Try it —
Write an exact copy of the entries below that leaves out all pictures.

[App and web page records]
===============
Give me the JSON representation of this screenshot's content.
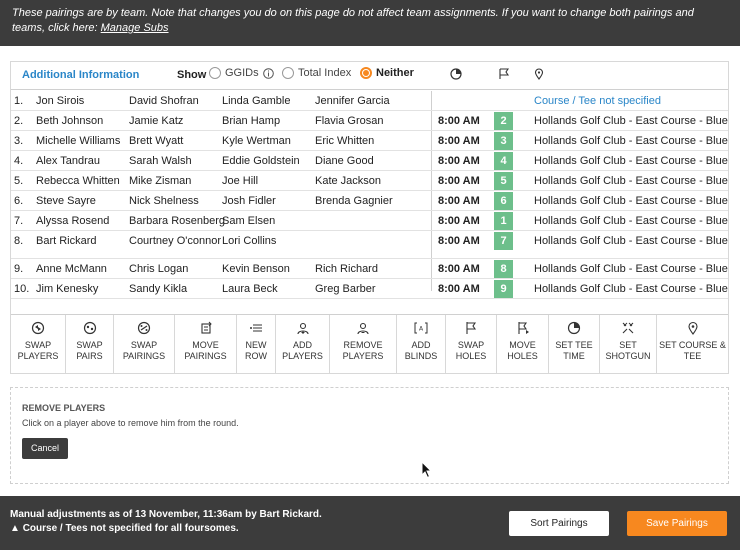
{
  "notice": {
    "text": "These pairings are by team. Note that changes you do on this page do not affect team assignments. If you want to change both pairings and teams, click here: ",
    "link": "Manage Subs"
  },
  "info_header": {
    "title": "Additional Information",
    "show_label": "Show",
    "options": [
      "GGIDs",
      "Total Index",
      "Neither"
    ],
    "selected": "Neither"
  },
  "rows": [
    {
      "num": "1.",
      "players": [
        "Jon Sirois",
        "David Shofran",
        "Linda Gamble",
        "Jennifer Garcia"
      ],
      "time": "",
      "hole": "",
      "course": "Course / Tee not specified"
    },
    {
      "num": "2.",
      "players": [
        "Beth Johnson",
        "Jamie Katz",
        "Brian Hamp",
        "Flavia Grosan"
      ],
      "time": "8:00 AM",
      "hole": "2",
      "course": "Hollands Golf Club - East Course - Blue"
    },
    {
      "num": "3.",
      "players": [
        "Michelle Williams",
        "Brett Wyatt",
        "Kyle Wertman",
        "Eric Whitten"
      ],
      "time": "8:00 AM",
      "hole": "3",
      "course": "Hollands Golf Club - East Course - Blue"
    },
    {
      "num": "4.",
      "players": [
        "Alex Tandrau",
        "Sarah Walsh",
        "Eddie Goldstein",
        "Diane Good"
      ],
      "time": "8:00 AM",
      "hole": "4",
      "course": "Hollands Golf Club - East Course - Blue"
    },
    {
      "num": "5.",
      "players": [
        "Rebecca Whitten",
        "Mike Zisman",
        "Joe Hill",
        "Kate Jackson"
      ],
      "time": "8:00 AM",
      "hole": "5",
      "course": "Hollands Golf Club - East Course - Blue"
    },
    {
      "num": "6.",
      "players": [
        "Steve Sayre",
        "Nick Shelness",
        "Josh Fidler",
        "Brenda Gagnier"
      ],
      "time": "8:00 AM",
      "hole": "6",
      "course": "Hollands Golf Club - East Course - Blue"
    },
    {
      "num": "7.",
      "players": [
        "Alyssa Rosend",
        "Barbara Rosenberg",
        "Sam Elsen",
        ""
      ],
      "time": "8:00 AM",
      "hole": "1",
      "course": "Hollands Golf Club - East Course - Blue"
    },
    {
      "num": "8.",
      "players": [
        "Bart Rickard",
        "Courtney O'connor",
        "Lori Collins",
        ""
      ],
      "time": "8:00 AM",
      "hole": "7",
      "course": "Hollands Golf Club - East Course - Blue"
    },
    {
      "num": "9.",
      "players": [
        "Anne McMann",
        "Chris Logan",
        "Kevin Benson",
        "Rich Richard"
      ],
      "time": "8:00 AM",
      "hole": "8",
      "course": "Hollands Golf Club - East Course - Blue"
    },
    {
      "num": "10.",
      "players": [
        "Jim Kenesky",
        "Sandy Kikla",
        "Laura Beck",
        "Greg Barber"
      ],
      "time": "8:00 AM",
      "hole": "9",
      "course": "Hollands Golf Club - East Course - Blue"
    }
  ],
  "toolbar": [
    {
      "icon": "swap-players-icon",
      "l1": "SWAP",
      "l2": "PLAYERS"
    },
    {
      "icon": "swap-pairs-icon",
      "l1": "SWAP",
      "l2": "PAIRS"
    },
    {
      "icon": "swap-pairings-icon",
      "l1": "SWAP",
      "l2": "PAIRINGS"
    },
    {
      "icon": "move-pairings-icon",
      "l1": "MOVE",
      "l2": "PAIRINGS"
    },
    {
      "icon": "new-row-icon",
      "l1": "NEW",
      "l2": "ROW"
    },
    {
      "icon": "add-players-icon",
      "l1": "ADD",
      "l2": "PLAYERS"
    },
    {
      "icon": "remove-players-icon",
      "l1": "REMOVE",
      "l2": "PLAYERS"
    },
    {
      "icon": "add-blinds-icon",
      "l1": "ADD",
      "l2": "BLINDS"
    },
    {
      "icon": "swap-holes-icon",
      "l1": "SWAP",
      "l2": "HOLES"
    },
    {
      "icon": "move-holes-icon",
      "l1": "MOVE",
      "l2": "HOLES"
    },
    {
      "icon": "set-tee-time-icon",
      "l1": "SET TEE",
      "l2": "TIME"
    },
    {
      "icon": "set-shotgun-icon",
      "l1": "SET",
      "l2": "SHOTGUN"
    },
    {
      "icon": "set-course-tee-icon",
      "l1": "SET COURSE &",
      "l2": "TEE"
    }
  ],
  "remove_panel": {
    "title": "REMOVE PLAYERS",
    "description": "Click on a player above to remove him from the round.",
    "cancel_label": "Cancel"
  },
  "footer": {
    "adjustment_text": "Manual adjustments as of 13 November, 11:36am by Bart Rickard.",
    "warning_text": "Course / Tees not specified for all foursomes.",
    "sort_label": "Sort Pairings",
    "save_label": "Save Pairings"
  },
  "colors": {
    "accent": "#f7881f",
    "link": "#2a86c8",
    "hole_badge": "#6dbf8b",
    "dark_bar": "#3c3c3c"
  }
}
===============
Solved exercise —
Give me the JSON representation of this screenshot's content.
{
  "notice": {
    "text": "These pairings are by team. Note that changes you do on this page do not affect team assignments. If you want to change both pairings and teams, click here: ",
    "link": "Manage Subs"
  },
  "info_header": {
    "title": "Additional Information",
    "show_label": "Show",
    "options": [
      "GGIDs",
      "Total Index",
      "Neither"
    ],
    "selected": "Neither"
  },
  "rows": [
    {
      "num": "1.",
      "players": [
        "Jon Sirois",
        "David Shofran",
        "Linda Gamble",
        "Jennifer Garcia"
      ],
      "time": "",
      "hole": "",
      "course": "Course / Tee not specified"
    },
    {
      "num": "2.",
      "players": [
        "Beth Johnson",
        "Jamie Katz",
        "Brian Hamp",
        "Flavia Grosan"
      ],
      "time": "8:00 AM",
      "hole": "2",
      "course": "Hollands Golf Club - East Course - Blue"
    },
    {
      "num": "3.",
      "players": [
        "Michelle Williams",
        "Brett Wyatt",
        "Kyle Wertman",
        "Eric Whitten"
      ],
      "time": "8:00 AM",
      "hole": "3",
      "course": "Hollands Golf Club - East Course - Blue"
    },
    {
      "num": "4.",
      "players": [
        "Alex Tandrau",
        "Sarah Walsh",
        "Eddie Goldstein",
        "Diane Good"
      ],
      "time": "8:00 AM",
      "hole": "4",
      "course": "Hollands Golf Club - East Course - Blue"
    },
    {
      "num": "5.",
      "players": [
        "Rebecca Whitten",
        "Mike Zisman",
        "Joe Hill",
        "Kate Jackson"
      ],
      "time": "8:00 AM",
      "hole": "5",
      "course": "Hollands Golf Club - East Course - Blue"
    },
    {
      "num": "6.",
      "players": [
        "Steve Sayre",
        "Nick Shelness",
        "Josh Fidler",
        "Brenda Gagnier"
      ],
      "time": "8:00 AM",
      "hole": "6",
      "course": "Hollands Golf Club - East Course - Blue"
    },
    {
      "num": "7.",
      "players": [
        "Alyssa Rosend",
        "Barbara Rosenberg",
        "Sam Elsen",
        ""
      ],
      "time": "8:00 AM",
      "hole": "1",
      "course": "Hollands Golf Club - East Course - Blue"
    },
    {
      "num": "8.",
      "players": [
        "Bart Rickard",
        "Courtney O'connor",
        "Lori Collins",
        ""
      ],
      "time": "8:00 AM",
      "hole": "7",
      "course": "Hollands Golf Club - East Course - Blue"
    },
    {
      "num": "9.",
      "players": [
        "Anne McMann",
        "Chris Logan",
        "Kevin Benson",
        "Rich Richard"
      ],
      "time": "8:00 AM",
      "hole": "8",
      "course": "Hollands Golf Club - East Course - Blue"
    },
    {
      "num": "10.",
      "players": [
        "Jim Kenesky",
        "Sandy Kikla",
        "Laura Beck",
        "Greg Barber"
      ],
      "time": "8:00 AM",
      "hole": "9",
      "course": "Hollands Golf Club - East Course - Blue"
    }
  ],
  "toolbar": [
    {
      "icon": "swap-players-icon",
      "l1": "SWAP",
      "l2": "PLAYERS"
    },
    {
      "icon": "swap-pairs-icon",
      "l1": "SWAP",
      "l2": "PAIRS"
    },
    {
      "icon": "swap-pairings-icon",
      "l1": "SWAP",
      "l2": "PAIRINGS"
    },
    {
      "icon": "move-pairings-icon",
      "l1": "MOVE",
      "l2": "PAIRINGS"
    },
    {
      "icon": "new-row-icon",
      "l1": "NEW",
      "l2": "ROW"
    },
    {
      "icon": "add-players-icon",
      "l1": "ADD",
      "l2": "PLAYERS"
    },
    {
      "icon": "remove-players-icon",
      "l1": "REMOVE",
      "l2": "PLAYERS"
    },
    {
      "icon": "add-blinds-icon",
      "l1": "ADD",
      "l2": "BLINDS"
    },
    {
      "icon": "swap-holes-icon",
      "l1": "SWAP",
      "l2": "HOLES"
    },
    {
      "icon": "move-holes-icon",
      "l1": "MOVE",
      "l2": "HOLES"
    },
    {
      "icon": "set-tee-time-icon",
      "l1": "SET TEE",
      "l2": "TIME"
    },
    {
      "icon": "set-shotgun-icon",
      "l1": "SET",
      "l2": "SHOTGUN"
    },
    {
      "icon": "set-course-tee-icon",
      "l1": "SET COURSE &",
      "l2": "TEE"
    }
  ],
  "remove_panel": {
    "title": "REMOVE PLAYERS",
    "description": "Click on a player above to remove him from the round.",
    "cancel_label": "Cancel"
  },
  "footer": {
    "adjustment_text": "Manual adjustments as of 13 November, 11:36am by Bart Rickard.",
    "warning_text": "Course / Tees not specified for all foursomes.",
    "sort_label": "Sort Pairings",
    "save_label": "Save Pairings"
  },
  "colors": {
    "accent": "#f7881f",
    "link": "#2a86c8",
    "hole_badge": "#6dbf8b",
    "dark_bar": "#3c3c3c"
  }
}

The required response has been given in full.